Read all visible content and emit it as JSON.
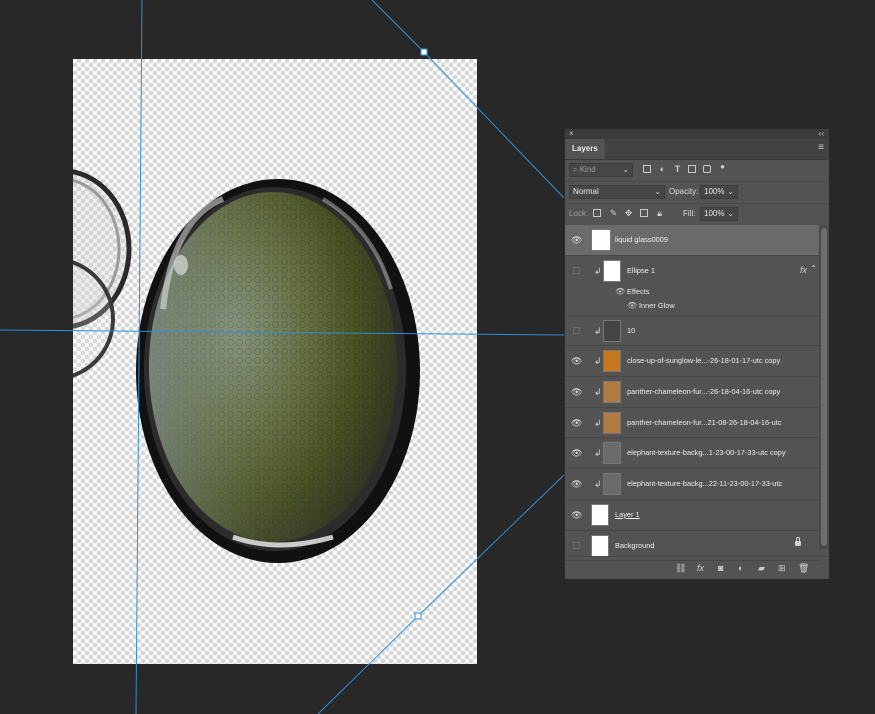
{
  "panel": {
    "close_glyph": "×",
    "collapse_glyph": "‹‹",
    "tab_label": "Layers",
    "menu_glyph": "≡"
  },
  "filter": {
    "placeholder": "Kind",
    "icons": [
      "image-filter-icon",
      "adjustment-filter-icon",
      "type-filter-icon",
      "shape-filter-icon",
      "smart-object-filter-icon",
      "filter-toggle-icon"
    ]
  },
  "blend": {
    "mode": "Normal",
    "opacity_label": "Opacity:",
    "opacity_value": "100%"
  },
  "lock": {
    "label": "Lock:",
    "fill_label": "Fill:",
    "fill_value": "100%"
  },
  "layers": [
    {
      "name": "liquid glass0009",
      "visible": true,
      "selected": true,
      "clipped": false,
      "underline": false,
      "thumb_color": "#ffffff"
    },
    {
      "name": "Ellipse 1",
      "visible": false,
      "selected": false,
      "clipped": true,
      "underline": false,
      "thumb_color": "#ffffff",
      "has_fx": true
    },
    {
      "name": "10",
      "visible": false,
      "selected": false,
      "clipped": true,
      "underline": false,
      "thumb_color": "#444444"
    },
    {
      "name": "close-up-of-sunglow-le...-26-18-01-17-utc copy",
      "visible": true,
      "selected": false,
      "clipped": true,
      "underline": false,
      "thumb_color": "#c8781c"
    },
    {
      "name": "panther-chameleon-fur...-26-18-04-16-utc copy",
      "visible": true,
      "selected": false,
      "clipped": true,
      "underline": false,
      "thumb_color": "#b47a44"
    },
    {
      "name": "panther-chameleon-fur...21-08-26-18-04-16-utc",
      "visible": true,
      "selected": false,
      "clipped": true,
      "underline": false,
      "thumb_color": "#b47a44"
    },
    {
      "name": "elephant-texture-backg...1-23-00-17-33-utc copy",
      "visible": true,
      "selected": false,
      "clipped": true,
      "underline": false,
      "thumb_color": "#6a6a6a"
    },
    {
      "name": "elephant-texture-backg...22-11-23-00-17-33-utc",
      "visible": true,
      "selected": false,
      "clipped": true,
      "underline": false,
      "thumb_color": "#6a6a6a"
    },
    {
      "name": "Layer 1",
      "visible": true,
      "selected": false,
      "clipped": false,
      "underline": true,
      "thumb_color": "#b9c28a"
    },
    {
      "name": "Background",
      "visible": false,
      "selected": false,
      "clipped": false,
      "underline": false,
      "thumb_color": "#d4dcaa",
      "locked": true
    }
  ],
  "effects": {
    "header": "Effects",
    "inner_glow": "Inner Glow"
  },
  "colors": {
    "guide": "#2f8fd8",
    "workspace": "#282828",
    "panel_bg": "#535353",
    "selected_row": "#6a6a6a"
  }
}
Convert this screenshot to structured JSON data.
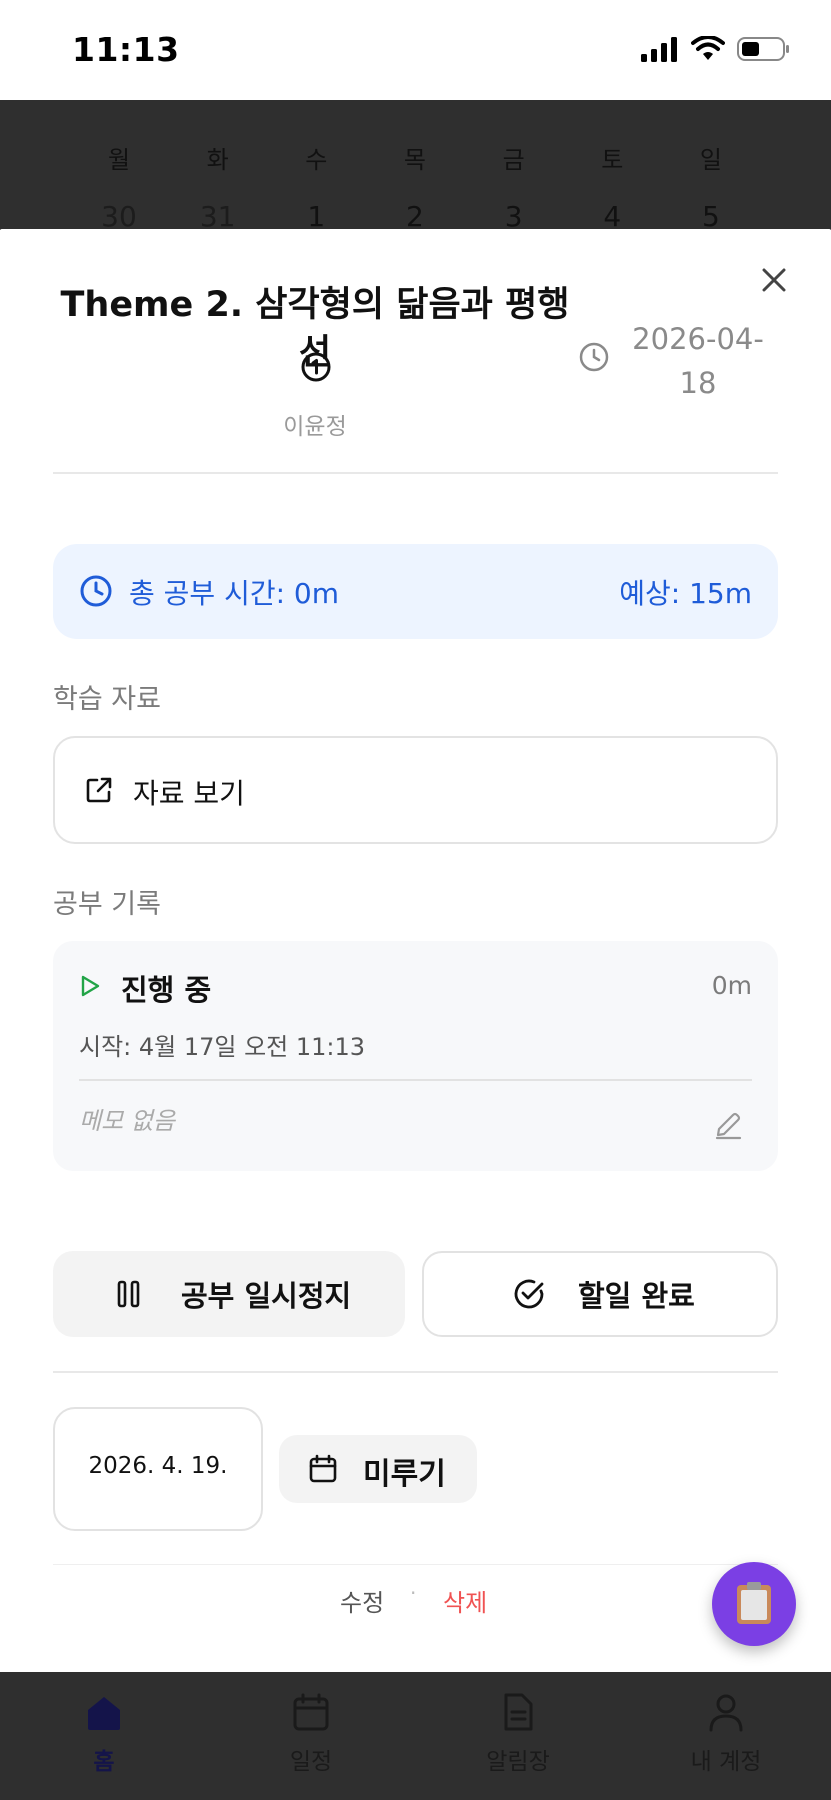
{
  "status_bar": {
    "time": "11:13"
  },
  "calendar_backdrop": {
    "weekdays": [
      "월",
      "화",
      "수",
      "목",
      "금",
      "토",
      "일"
    ],
    "dates": [
      "30",
      "31",
      "1",
      "2",
      "3",
      "4",
      "5"
    ]
  },
  "sheet": {
    "title": "Theme 2. 삼각형의 닮음과 평행선",
    "author": "이윤정",
    "due_date": "2026-04-18",
    "total_study": {
      "label": "총 공부 시간: 0m",
      "expected": "예상: 15m"
    },
    "materials_section": "학습 자료",
    "material_button": "자료 보기",
    "record_section": "공부 기록",
    "record": {
      "status": "진행 중",
      "duration": "0m",
      "start": "시작: 4월 17일 오전 11:13",
      "memo": "메모 없음"
    },
    "pause_button": "공부 일시정지",
    "done_button": "할일 완료",
    "postpone_date": "2026. 4. 19.",
    "postpone_button": "미루기",
    "edit_link": "수정",
    "separator": "·",
    "delete_link": "삭제"
  },
  "bottom_nav": [
    {
      "label": "홈",
      "icon": "home-icon",
      "active": true
    },
    {
      "label": "일정",
      "icon": "calendar-icon",
      "active": false
    },
    {
      "label": "알림장",
      "icon": "document-icon",
      "active": false
    },
    {
      "label": "내 계정",
      "icon": "person-icon",
      "active": false
    }
  ],
  "colors": {
    "accent_blue": "#1f5cd8",
    "fab_purple": "#7b3fe4",
    "delete_red": "#f05252",
    "play_green": "#22a447"
  }
}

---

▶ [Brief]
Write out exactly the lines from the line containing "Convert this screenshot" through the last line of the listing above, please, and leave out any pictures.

▶ [Response]
Convert this screenshot to structured JSON data.
{
  "status_bar": {
    "time": "11:13"
  },
  "calendar_backdrop": {
    "weekdays": [
      "월",
      "화",
      "수",
      "목",
      "금",
      "토",
      "일"
    ],
    "dates": [
      "30",
      "31",
      "1",
      "2",
      "3",
      "4",
      "5"
    ]
  },
  "sheet": {
    "title": "Theme 2. 삼각형의 닮음과 평행선",
    "author": "이윤정",
    "due_date": "2026-04-18",
    "total_study": {
      "label": "총 공부 시간: 0m",
      "expected": "예상: 15m"
    },
    "materials_section": "학습 자료",
    "material_button": "자료 보기",
    "record_section": "공부 기록",
    "record": {
      "status": "진행 중",
      "duration": "0m",
      "start": "시작: 4월 17일 오전 11:13",
      "memo": "메모 없음"
    },
    "pause_button": "공부 일시정지",
    "done_button": "할일 완료",
    "postpone_date": "2026. 4. 19.",
    "postpone_button": "미루기",
    "edit_link": "수정",
    "separator": "·",
    "delete_link": "삭제"
  },
  "bottom_nav": [
    {
      "label": "홈",
      "icon": "home-icon",
      "active": true
    },
    {
      "label": "일정",
      "icon": "calendar-icon",
      "active": false
    },
    {
      "label": "알림장",
      "icon": "document-icon",
      "active": false
    },
    {
      "label": "내 계정",
      "icon": "person-icon",
      "active": false
    }
  ],
  "colors": {
    "accent_blue": "#1f5cd8",
    "fab_purple": "#7b3fe4",
    "delete_red": "#f05252",
    "play_green": "#22a447"
  }
}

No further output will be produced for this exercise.